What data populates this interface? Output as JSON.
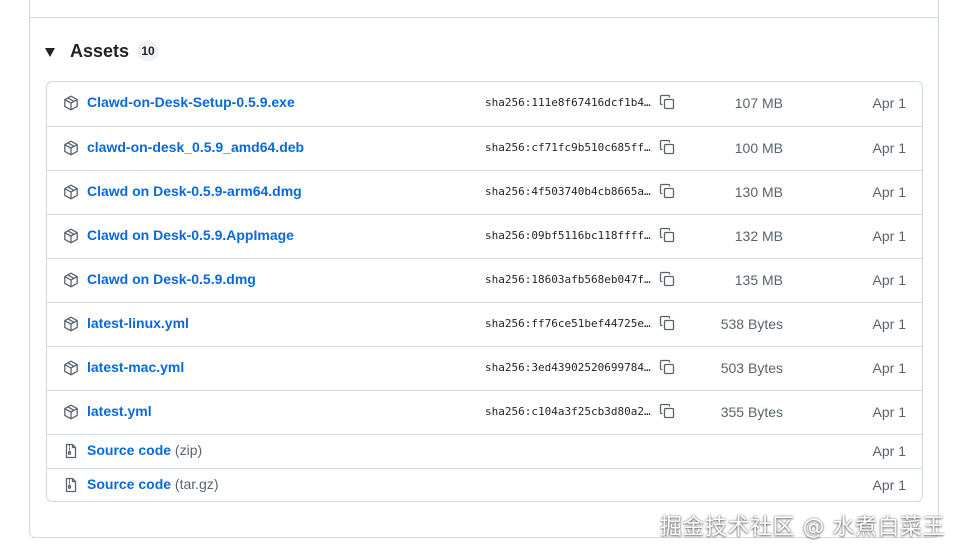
{
  "assets": {
    "title": "Assets",
    "count": "10",
    "items": [
      {
        "kind": "package-icon",
        "name": "Clawd-on-Desk-Setup-0.5.9.exe",
        "hash": "sha256:111e8f67416dcf1b4…",
        "size": "107 MB",
        "date": "Apr 1"
      },
      {
        "kind": "package-icon",
        "name": "clawd-on-desk_0.5.9_amd64.deb",
        "hash": "sha256:cf71fc9b510c685ff…",
        "size": "100 MB",
        "date": "Apr 1"
      },
      {
        "kind": "package-icon",
        "name": "Clawd on Desk-0.5.9-arm64.dmg",
        "hash": "sha256:4f503740b4cb8665a…",
        "size": "130 MB",
        "date": "Apr 1"
      },
      {
        "kind": "package-icon",
        "name": "Clawd on Desk-0.5.9.AppImage",
        "hash": "sha256:09bf5116bc118ffff…",
        "size": "132 MB",
        "date": "Apr 1"
      },
      {
        "kind": "package-icon",
        "name": "Clawd on Desk-0.5.9.dmg",
        "hash": "sha256:18603afb568eb047f…",
        "size": "135 MB",
        "date": "Apr 1"
      },
      {
        "kind": "package-icon",
        "name": "latest-linux.yml",
        "hash": "sha256:ff76ce51bef44725e…",
        "size": "538 Bytes",
        "date": "Apr 1"
      },
      {
        "kind": "package-icon",
        "name": "latest-mac.yml",
        "hash": "sha256:3ed43902520699784…",
        "size": "503 Bytes",
        "date": "Apr 1"
      },
      {
        "kind": "package-icon",
        "name": "latest.yml",
        "hash": "sha256:c104a3f25cb3d80a2…",
        "size": "355 Bytes",
        "date": "Apr 1"
      },
      {
        "kind": "file-zip-icon",
        "name": "Source code",
        "suffix": "(zip)",
        "date": "Apr 1"
      },
      {
        "kind": "file-zip-icon",
        "name": "Source code",
        "suffix": "(tar.gz)",
        "date": "Apr 1"
      }
    ]
  },
  "watermark": "掘金技术社区 @ 水煮白菜王",
  "colors": {
    "link": "#0969da",
    "muted": "#59636e",
    "border": "#d1d9e0",
    "text": "#1f2328"
  }
}
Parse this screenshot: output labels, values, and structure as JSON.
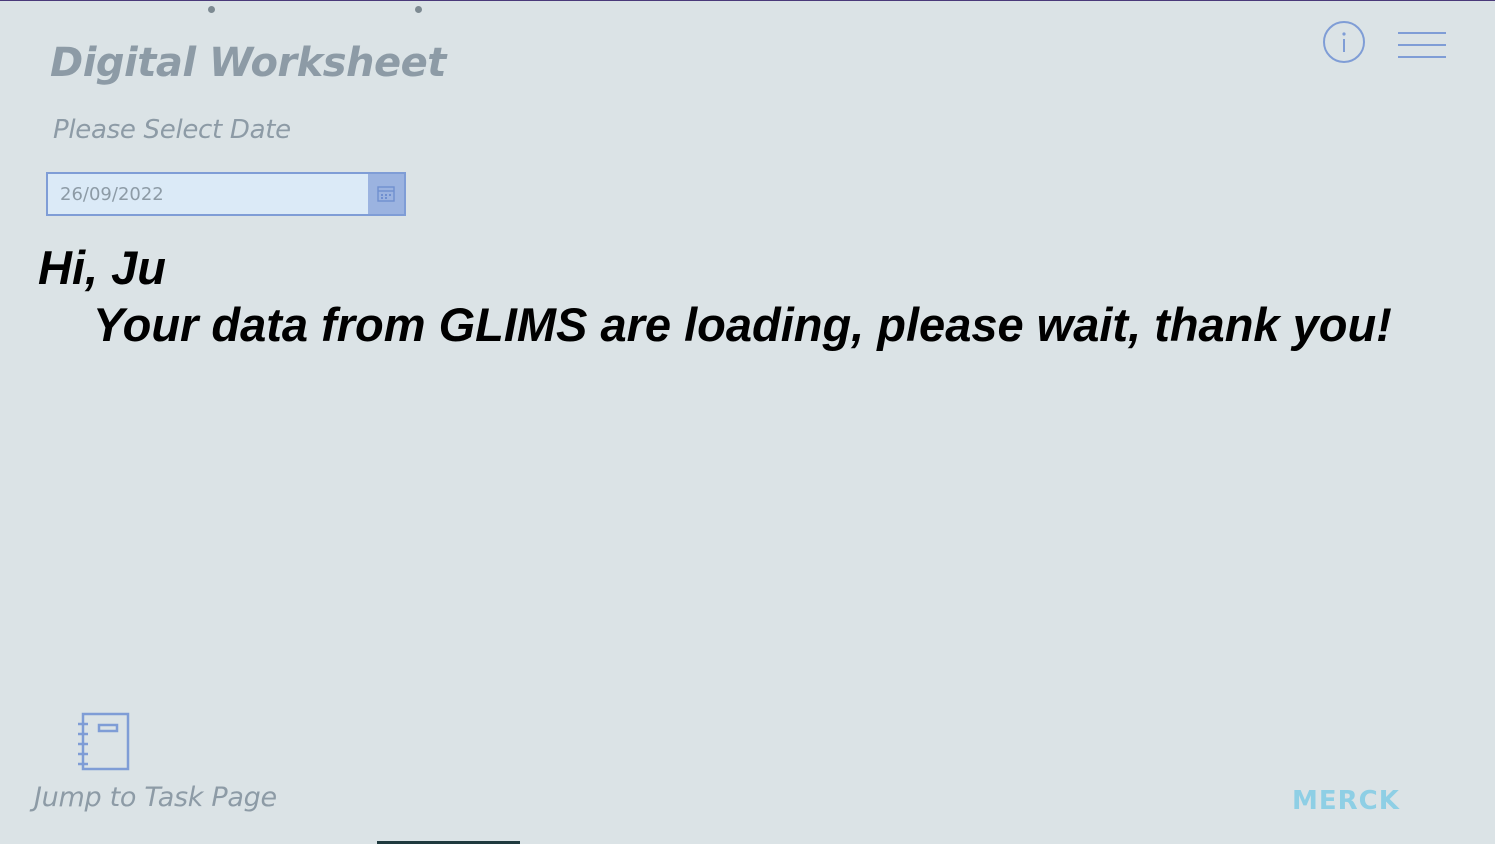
{
  "header": {
    "title": "Digital Worksheet",
    "date_prompt": "Please Select Date"
  },
  "date_picker": {
    "value": "26/09/2022"
  },
  "messages": {
    "greeting": "Hi, Ju",
    "loading": "Your data from GLIMS are loading, please wait, thank you!"
  },
  "footer": {
    "task_link_label": "Jump to Task Page",
    "logo_text": "MERCK"
  },
  "icons": {
    "info": "info-icon",
    "menu": "hamburger-menu-icon",
    "calendar": "calendar-icon",
    "task": "notebook-icon"
  },
  "colors": {
    "background": "#dbe3e6",
    "muted_text": "#8d9ba6",
    "accent_blue": "#7f9dd6",
    "logo": "#8ecfe5"
  }
}
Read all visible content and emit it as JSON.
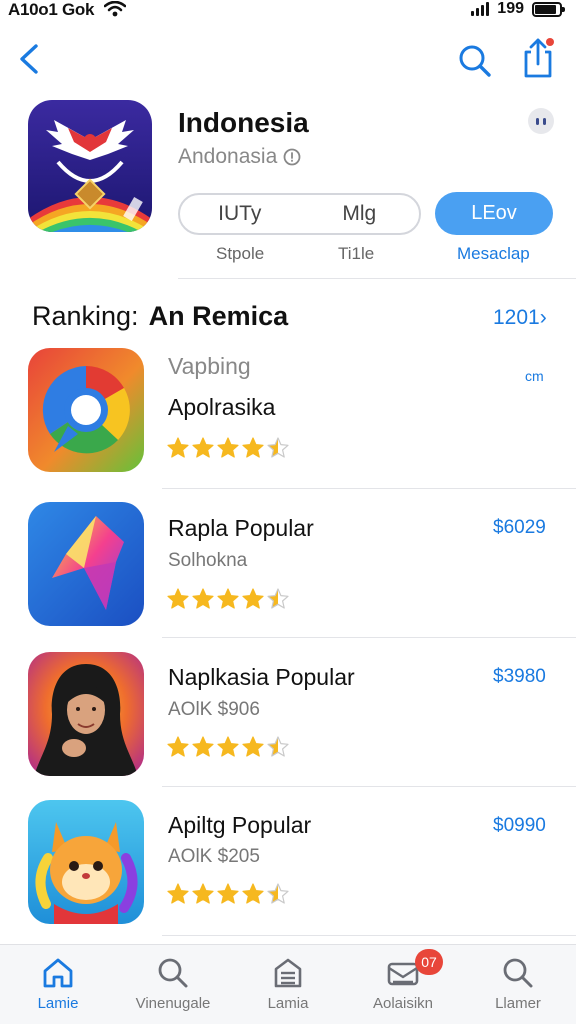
{
  "status_bar": {
    "time": "A10o1 Gok",
    "battery_text": "199"
  },
  "hero": {
    "title": "Indonesia",
    "subtitle": "Andonasia",
    "pill_left": "IUTy",
    "pill_right": "Mlg",
    "action_label": "LEov",
    "caption_left": "Stpole",
    "caption_mid": "Ti1le",
    "caption_right": "Mesaclap"
  },
  "ranking": {
    "label": "Ranking:",
    "title": "An Remica",
    "link": "1201",
    "small": "cm"
  },
  "apps": [
    {
      "name": "Vapbing",
      "sub": "Apolrasika",
      "rating": 4.5,
      "price": ""
    },
    {
      "name": "Rapla Popular",
      "sub": "Solhokna",
      "rating": 4.5,
      "price": "$6029"
    },
    {
      "name": "Naplkasia Popular",
      "sub": "AOlK $906",
      "rating": 4.5,
      "price": "$3980"
    },
    {
      "name": "Apiltg Popular",
      "sub": "AOlK $205",
      "rating": 4.5,
      "price": "$0990"
    }
  ],
  "tabs": [
    {
      "label": "Lamie",
      "icon": "home-icon",
      "active": true
    },
    {
      "label": "Vinenugale",
      "icon": "search-icon",
      "active": false
    },
    {
      "label": "Lamia",
      "icon": "list-icon",
      "active": false
    },
    {
      "label": "Aolaisikn",
      "icon": "inbox-icon",
      "active": false,
      "badge": "07"
    },
    {
      "label": "Llamer",
      "icon": "search-icon",
      "active": false
    }
  ],
  "colors": {
    "accent": "#1a7ae0",
    "button": "#4aa0f2",
    "star": "#f6b81f",
    "badge": "#e8463a"
  }
}
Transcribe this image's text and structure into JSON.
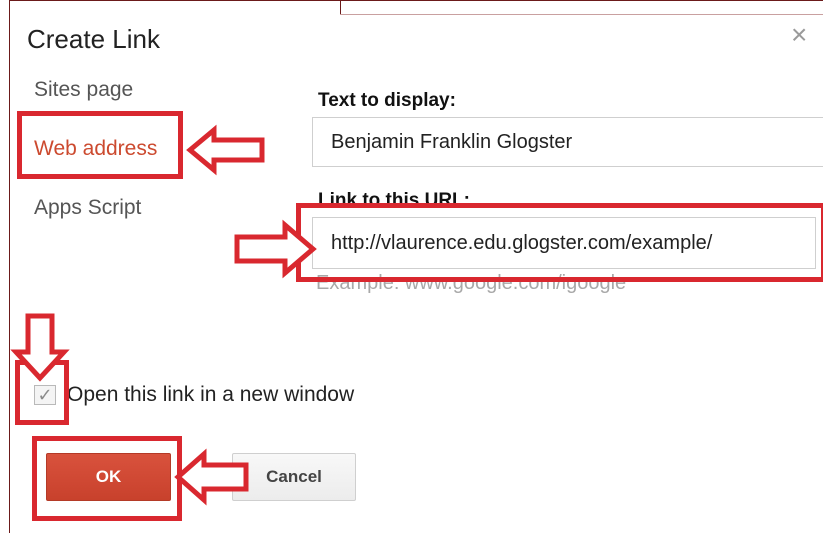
{
  "dialog": {
    "title": "Create Link",
    "close_symbol": "×"
  },
  "sidebar": {
    "items": [
      {
        "label": "Sites page",
        "selected": false
      },
      {
        "label": "Web address",
        "selected": true
      },
      {
        "label": "Apps Script",
        "selected": false
      }
    ]
  },
  "form": {
    "text_label": "Text to display:",
    "text_value": "Benjamin Franklin Glogster",
    "url_label": "Link to this URL:",
    "url_value": "http://vlaurence.edu.glogster.com/example/",
    "example_hint": "Example: www.google.com/igoogle",
    "new_window_label": "Open this link in a new window",
    "new_window_checked": true,
    "check_symbol": "✓"
  },
  "buttons": {
    "ok_label": "OK",
    "cancel_label": "Cancel"
  },
  "annotations": {
    "color": "#d9282f",
    "arrow_icons": [
      "left-arrow-icon",
      "right-arrow-icon",
      "down-arrow-icon",
      "left-arrow-icon"
    ]
  }
}
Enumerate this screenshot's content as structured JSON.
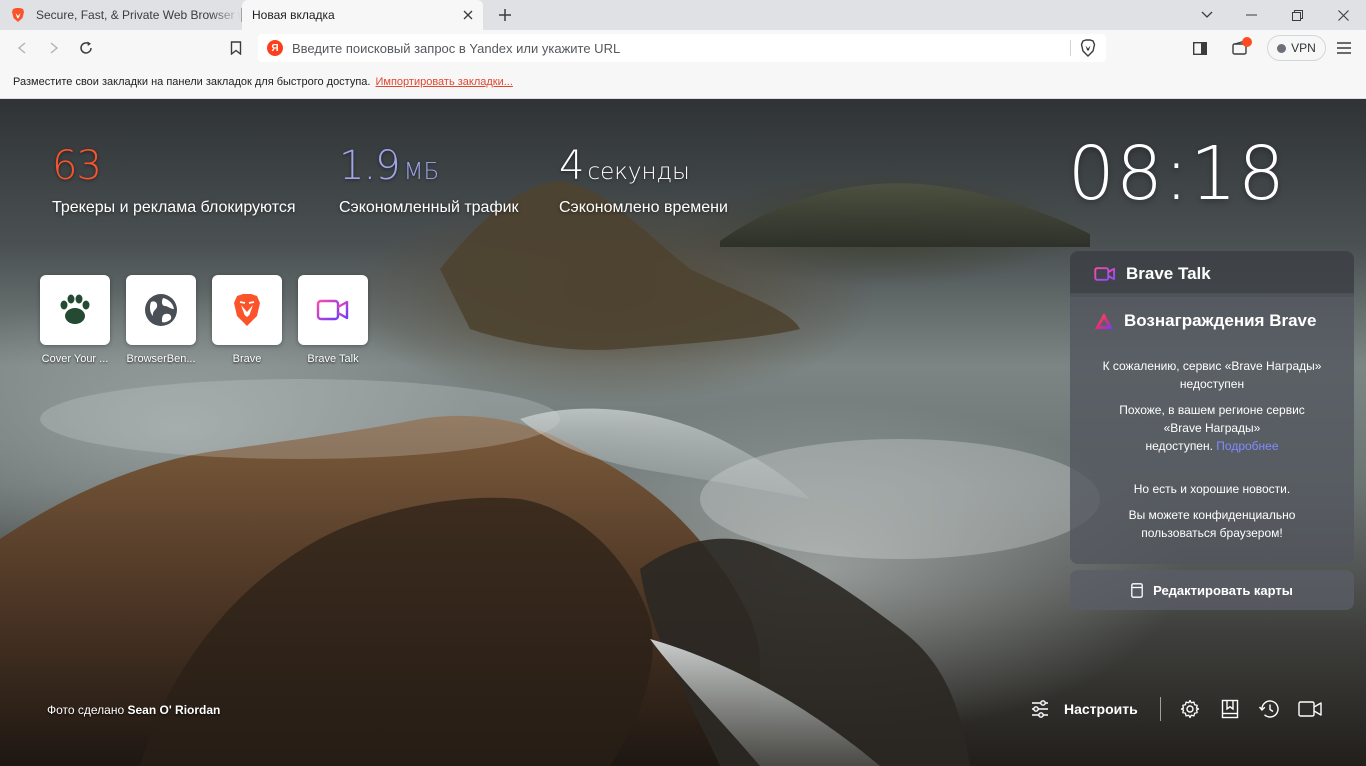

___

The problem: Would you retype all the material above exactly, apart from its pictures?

Answer for the task:
What data populates this interface? Output as JSON.
{
  "assets": {
    "title": "Assets",
    "count": "10",
    "items": [
      {
        "kind": "package-icon",
        "name": "Clawd-on-Desk-Setup-0.5.9.exe",
        "hash": "sha256:111e8f67416dcf1b4…",
        "size": "107 MB",
        "date": "Apr 1"
      },
      {
        "kind": "package-icon",
        "name": "clawd-on-desk_0.5.9_amd64.deb",
        "hash": "sha256:cf71fc9b510c685ff…",
        "size": "100 MB",
        "date": "Apr 1"
      },
      {
        "kind": "package-icon",
        "name": "Clawd on Desk-0.5.9-arm64.dmg",
        "hash": "sha256:4f503740b4cb8665a…",
        "size": "130 MB",
        "date": "Apr 1"
      },
      {
        "kind": "package-icon",
        "name": "Clawd on Desk-0.5.9.AppImage",
        "hash": "sha256:09bf5116bc118ffff…",
        "size": "132 MB",
        "date": "Apr 1"
      },
      {
        "kind": "package-icon",
        "name": "Clawd on Desk-0.5.9.dmg",
        "hash": "sha256:18603afb568eb047f…",
        "size": "135 MB",
        "date": "Apr 1"
      },
      {
        "kind": "package-icon",
        "name": "latest-linux.yml",
        "hash": "sha256:ff76ce51bef44725e…",
        "size": "538 Bytes",
        "date": "Apr 1"
      },
      {
        "kind": "package-icon",
        "name": "latest-mac.yml",
        "hash": "sha256:3ed43902520699784…",
        "size": "503 Bytes",
        "date": "Apr 1"
      },
      {
        "kind": "package-icon",
        "name": "latest.yml",
        "hash": "sha256:c104a3f25cb3d80a2…",
        "size": "355 Bytes",
        "date": "Apr 1"
      },
      {
        "kind": "file-zip-icon",
        "name": "Source code",
        "suffix": "(zip)",
        "date": "Apr 1"
      },
      {
        "kind": "file-zip-icon",
        "name": "Source code",
        "suffix": "(tar.gz)",
        "date": "Apr 1"
      }
    ]
  },
  "watermark": "掘金技术社区 @ 水煮白菜王",
  "colors": {
    "link": "#0969da",
    "muted": "#59636e",
    "border": "#d1d9e0",
    "text": "#1f2328"
  }
}
Parse this screenshot: output labels, values, and structure as JSON.
{
  "header": {
    "title": "Digital Worksheet",
    "date_prompt": "Please Select Date"
  },
  "date_picker": {
    "value": "26/09/2022"
  },
  "messages": {
    "greeting": "Hi, Ju",
    "loading": "Your data from GLIMS are loading, please wait, thank you!"
  },
  "footer": {
    "task_link_label": "Jump to Task Page",
    "logo_text": "MERCK"
  },
  "icons": {
    "info": "info-icon",
    "menu": "hamburger-menu-icon",
    "calendar": "calendar-icon",
    "task": "notebook-icon"
  },
  "colors": {
    "background": "#dbe3e6",
    "muted_text": "#8d9ba6",
    "accent_blue": "#7f9dd6",
    "logo": "#8ecfe5"
  }
}
Read all visible content and emit it as JSON.
{
  "status_bar": {
    "time": "A10o1 Gok",
    "battery_text": "199"
  },
  "hero": {
    "title": "Indonesia",
    "subtitle": "Andonasia",
    "pill_left": "IUTy",
    "pill_right": "Mlg",
    "action_label": "LEov",
    "caption_left": "Stpole",
    "caption_mid": "Ti1le",
    "caption_right": "Mesaclap"
  },
  "ranking": {
    "label": "Ranking:",
    "title": "An Remica",
    "link": "1201",
    "small": "cm"
  },
  "apps": [
    {
      "name": "Vapbing",
      "sub": "Apolrasika",
      "rating": 4.5,
      "price": ""
    },
    {
      "name": "Rapla Popular",
      "sub": "Solhokna",
      "rating": 4.5,
      "price": "$6029"
    },
    {
      "name": "Naplkasia Popular",
      "sub": "AOlK $906",
      "rating": 4.5,
      "price": "$3980"
    },
    {
      "name": "Apiltg Popular",
      "sub": "AOlK $205",
      "rating": 4.5,
      "price": "$0990"
    }
  ],
  "tabs": [
    {
      "label": "Lamie",
      "icon": "home-icon",
      "active": true
    },
    {
      "label": "Vinenugale",
      "icon": "search-icon",
      "active": false
    },
    {
      "label": "Lamia",
      "icon": "list-icon",
      "active": false
    },
    {
      "label": "Aolaisikn",
      "icon": "inbox-icon",
      "active": false,
      "badge": "07"
    },
    {
      "label": "Llamer",
      "icon": "search-icon",
      "active": false
    }
  ],
  "colors": {
    "accent": "#1a7ae0",
    "button": "#4aa0f2",
    "star": "#f6b81f",
    "badge": "#e8463a"
  }
}
Transcribe this image's text and structure into JSON.
{
  "dialog": {
    "title": "Create Link",
    "close_symbol": "×"
  },
  "sidebar": {
    "items": [
      {
        "label": "Sites page",
        "selected": false
      },
      {
        "label": "Web address",
        "selected": true
      },
      {
        "label": "Apps Script",
        "selected": false
      }
    ]
  },
  "form": {
    "text_label": "Text to display:",
    "text_value": "Benjamin Franklin Glogster",
    "url_label": "Link to this URL:",
    "url_value": "http://vlaurence.edu.glogster.com/example/",
    "example_hint": "Example: www.google.com/igoogle",
    "new_window_label": "Open this link in a new window",
    "new_window_checked": true,
    "check_symbol": "✓"
  },
  "buttons": {
    "ok_label": "OK",
    "cancel_label": "Cancel"
  },
  "annotations": {
    "color": "#d9282f",
    "arrow_icons": [
      "left-arrow-icon",
      "right-arrow-icon",
      "down-arrow-icon",
      "left-arrow-icon"
    ]
  }
}
Enumerate this screenshot's content as structured JSON.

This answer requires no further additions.